* **What to produce**: Which lines in the records below contain the word "icon"? Report each of them.
%%
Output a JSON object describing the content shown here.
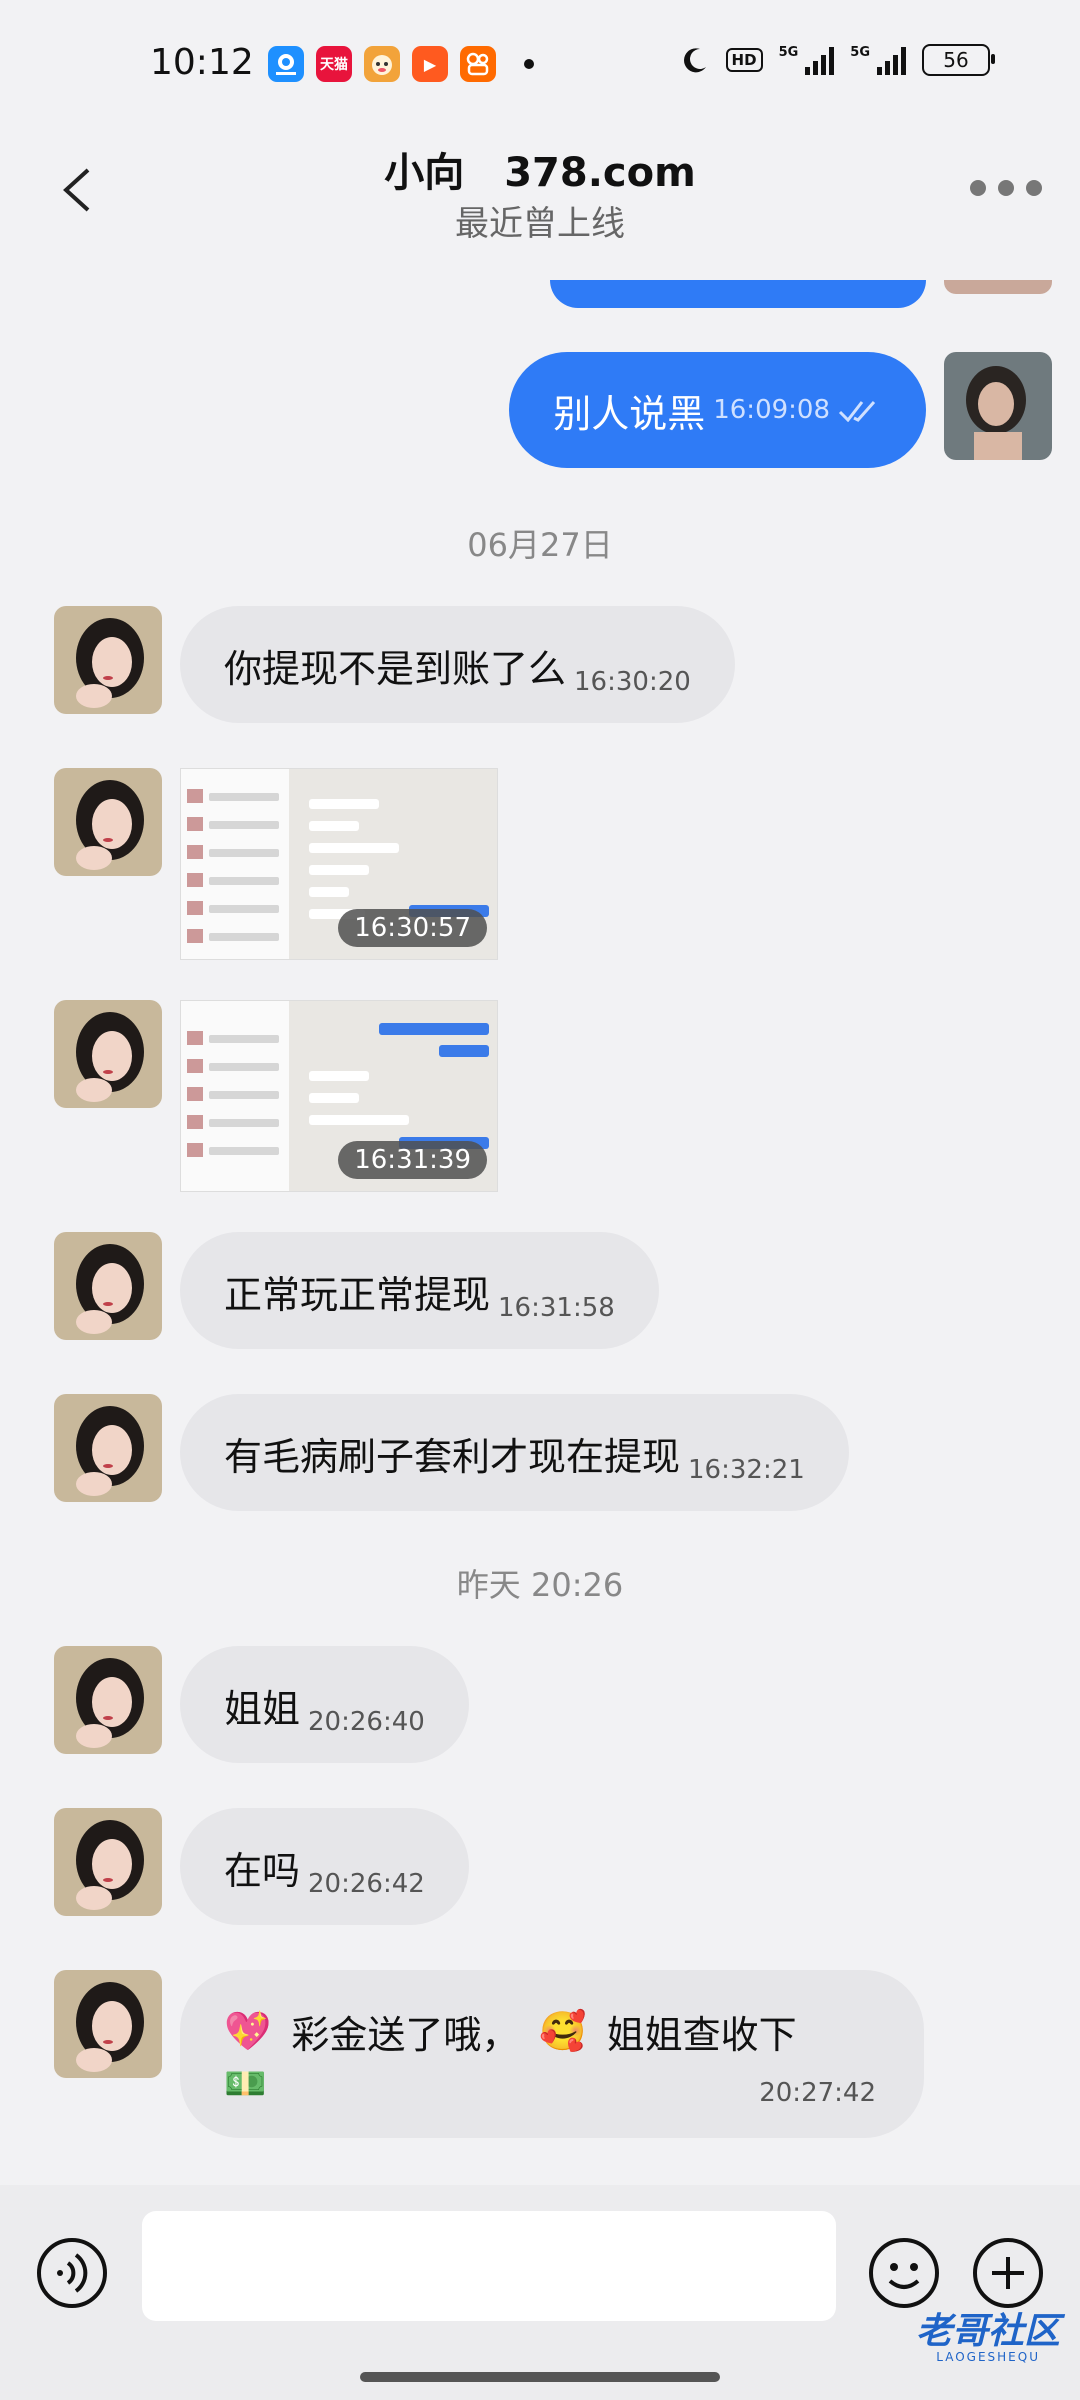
{
  "status_bar": {
    "time": "10:12",
    "apps": [
      {
        "name": "qq-browser-icon",
        "glyph": "",
        "color": "#1e90ff"
      },
      {
        "name": "tmall-icon",
        "glyph": "天猫",
        "color": "#e8143c"
      },
      {
        "name": "cartoon-app-icon",
        "glyph": "",
        "color": "#f2a33a"
      },
      {
        "name": "video-app-icon",
        "glyph": "▶",
        "color": "#ff5a1f"
      },
      {
        "name": "kuaishou-icon",
        "glyph": "",
        "color": "#ff6a00"
      }
    ],
    "hd_label": "HD",
    "network_1": "5G",
    "network_2": "5G",
    "battery": "56"
  },
  "header": {
    "title": "小向　378.com",
    "subtitle": "最近曾上线"
  },
  "messages": [
    {
      "type": "out",
      "text": "别人说黑",
      "time": "16:09:08"
    },
    {
      "type": "date",
      "text": "06月27日"
    },
    {
      "type": "in",
      "text": "你提现不是到账了么",
      "time": "16:30:20"
    },
    {
      "type": "in-image",
      "time": "16:30:57"
    },
    {
      "type": "in-image",
      "time": "16:31:39"
    },
    {
      "type": "in",
      "text": "正常玩正常提现",
      "time": "16:31:58"
    },
    {
      "type": "in",
      "text": "有毛病刷子套利才现在提现",
      "time": "16:32:21"
    },
    {
      "type": "date",
      "text": "昨天 20:26"
    },
    {
      "type": "in",
      "text": "姐姐",
      "time": "20:26:40"
    },
    {
      "type": "in",
      "text": "在吗",
      "time": "20:26:42"
    },
    {
      "type": "in-emoji",
      "emoji_1": "💖",
      "text_1": "彩金送了哦，",
      "emoji_2": "🥰",
      "text_2": "姐姐查收下",
      "emoji_3": "💵",
      "time": "20:27:42"
    }
  ],
  "watermark": {
    "text": "老哥社区",
    "sub": "LAOGESHEQU"
  },
  "colors": {
    "outgoing_bubble": "#2f7bf6",
    "incoming_bubble": "#e6e6e9",
    "background": "#f2f2f4"
  }
}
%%
* **Your response**:
        "name": "qq-browser-icon",
        "name": "tmall-icon",
        "name": "cartoon-app-icon",
        "name": "video-app-icon",
        "name": "kuaishou-icon",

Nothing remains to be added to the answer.